Roles and Responsibilities of the CDC and OSHA
The CDC is not a regulatory agency. Its role is to issue specific recommendations based on sound scientific evidence on health-related matters. Although not law, the CDC Guidelines for Infection Control in Dental Health Care Settings are now the standard of care. OSHA is a regulatory agency. Its role is to issue specific regulations, also called standards, to protect the health of employees in the United States. Failure to comply with OSHA requirements can have serious consequences, including heavy fines.
OSHA Bloodborne Pathogens Standard
OSHA's Bloodborne Pathogens Standard (BBP) is the most important infection control law in dentistry. It is designed to protect employees against occupational exposure to bloodborne, disease-causing organisms, such as hepatitis B virus (HBV), hepatitis C virus (HCV), and human immunodeficiency virus (HIV). The BBP requires employers to protect their employees from exposure to blood and other potentially infectious material (OPIM) in the workplace and to provide proper care to the employee if an exposure should occur. The standard applies to any type of facility in which employees might be exposed to blood and other body fluids, including dental and medical offices, hospitals, funeral homes, emergency medical services, and nursing homes. OSHA requires that a copy of the BBP Standard be present in every dental office and clinic. A copy of the OSHA BBP Standard may be obtained by visiting http:/ /www.osha.gov/SLTC/bloodbornepathogens/index/html.
The term universal precautions is still referred to in the OSHA BBP Standard. Universal precautions is based on the concept that all human blood and certain body fluids (including saliva) are to be treated as if known to be infected with the bloodborne diseases hepatitis B, hepatitis C, or HIV infection. The rationale for this concept is that it is not possible to identify those individuals who are infectious, so universal precautions were to be used for all healthcare personnel and their patients. The CDC expanded the concept and changed the term to standard precautions. Standard precautions apply not just to contact with blood, but also to (1) all body fluids, secretions, and excretions (except sweat) regardless of whether they contain blood; (2) nonintact skin; and (3) mucous membranes. Saliva has always been considered a potentially infectious material in dental infection control; therefore there is no difference in clinical dental practices between universal precautions and standard precautions. Standard precautions apply to contact with: Blood All body fluids, secretions, and excretions except sweat, regardless of whether or not they contain blood Nonintact skin Mucous membranes

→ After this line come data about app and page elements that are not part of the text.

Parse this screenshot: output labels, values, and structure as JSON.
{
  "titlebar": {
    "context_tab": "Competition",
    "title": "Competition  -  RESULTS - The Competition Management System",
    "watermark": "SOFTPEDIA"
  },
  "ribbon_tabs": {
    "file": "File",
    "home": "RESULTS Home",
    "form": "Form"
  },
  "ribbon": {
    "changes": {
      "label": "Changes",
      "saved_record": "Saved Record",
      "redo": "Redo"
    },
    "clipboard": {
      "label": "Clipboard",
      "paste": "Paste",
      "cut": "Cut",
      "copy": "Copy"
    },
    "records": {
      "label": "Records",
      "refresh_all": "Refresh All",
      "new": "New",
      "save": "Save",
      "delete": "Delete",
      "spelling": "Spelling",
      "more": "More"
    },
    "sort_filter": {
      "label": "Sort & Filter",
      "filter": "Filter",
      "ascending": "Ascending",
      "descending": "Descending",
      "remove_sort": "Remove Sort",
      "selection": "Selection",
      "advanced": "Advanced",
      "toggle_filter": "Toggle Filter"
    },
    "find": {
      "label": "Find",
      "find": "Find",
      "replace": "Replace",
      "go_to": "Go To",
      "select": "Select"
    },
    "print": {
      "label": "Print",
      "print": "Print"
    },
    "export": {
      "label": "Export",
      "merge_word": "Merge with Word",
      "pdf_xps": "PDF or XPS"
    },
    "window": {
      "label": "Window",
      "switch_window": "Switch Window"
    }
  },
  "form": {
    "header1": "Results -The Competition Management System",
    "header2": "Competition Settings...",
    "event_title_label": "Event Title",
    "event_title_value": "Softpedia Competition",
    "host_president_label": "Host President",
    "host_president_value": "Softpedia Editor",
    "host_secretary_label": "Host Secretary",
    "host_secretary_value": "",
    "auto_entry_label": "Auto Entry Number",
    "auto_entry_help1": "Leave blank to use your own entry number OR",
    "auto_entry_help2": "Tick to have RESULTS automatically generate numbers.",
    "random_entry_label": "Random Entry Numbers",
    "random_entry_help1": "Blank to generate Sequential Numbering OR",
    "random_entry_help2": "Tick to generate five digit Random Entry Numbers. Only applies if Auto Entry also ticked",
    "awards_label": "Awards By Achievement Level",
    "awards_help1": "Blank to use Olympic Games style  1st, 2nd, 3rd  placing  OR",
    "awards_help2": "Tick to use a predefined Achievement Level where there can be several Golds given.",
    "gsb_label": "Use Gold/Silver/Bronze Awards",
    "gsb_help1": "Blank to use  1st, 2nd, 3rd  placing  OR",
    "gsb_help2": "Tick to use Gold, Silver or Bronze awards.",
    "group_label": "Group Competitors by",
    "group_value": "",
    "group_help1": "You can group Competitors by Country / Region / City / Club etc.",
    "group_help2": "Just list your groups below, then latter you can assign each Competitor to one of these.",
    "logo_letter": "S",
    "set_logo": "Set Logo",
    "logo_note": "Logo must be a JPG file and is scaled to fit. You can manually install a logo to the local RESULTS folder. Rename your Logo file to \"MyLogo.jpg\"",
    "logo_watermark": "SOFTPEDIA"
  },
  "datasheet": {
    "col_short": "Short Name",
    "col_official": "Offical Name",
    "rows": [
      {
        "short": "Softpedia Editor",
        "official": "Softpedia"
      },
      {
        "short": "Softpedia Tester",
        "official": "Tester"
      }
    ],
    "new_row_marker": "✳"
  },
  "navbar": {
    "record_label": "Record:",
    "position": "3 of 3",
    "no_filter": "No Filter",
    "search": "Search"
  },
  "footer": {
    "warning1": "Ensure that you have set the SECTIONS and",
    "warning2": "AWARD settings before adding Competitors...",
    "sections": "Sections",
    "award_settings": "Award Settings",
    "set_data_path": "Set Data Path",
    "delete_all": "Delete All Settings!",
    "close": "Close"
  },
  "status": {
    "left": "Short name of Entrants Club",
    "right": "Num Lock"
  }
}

The BBP defines an occupational exposure as “any reasonably anticipated skin, eye, mucous membrane contact, or percutaneous injury with blood or any other potentially infectious materials.” Percutaneous (through the skin, such as needlesticks, cuts, and human bites) and permucosal (contact with mucous membranes, such as the eyes or mouth) exposures to blood, saliva, and other body fluids pose the greatest risk for transmission of HIV, HBV, and HCV. The BBP Standard requires the dentist and/or employer to provide training in infection control and safety issues to all personnel who may come in contact with blood, saliva, or contaminated instruments or surfaces. The employer must keep records of all training sessions. The record of each training session must include the date of the session, the name of the presenter, the topic, and the names of all employees who attended.
Hepatitis B Immunization
The BBP Standard requires the dentist and/or employer to offer the HBV vaccination series to all employees whose jobs include categories I and II tasks. The vaccine must be offered within 10 days of assignment to a category I or II job. To document compliance, the dentist/employer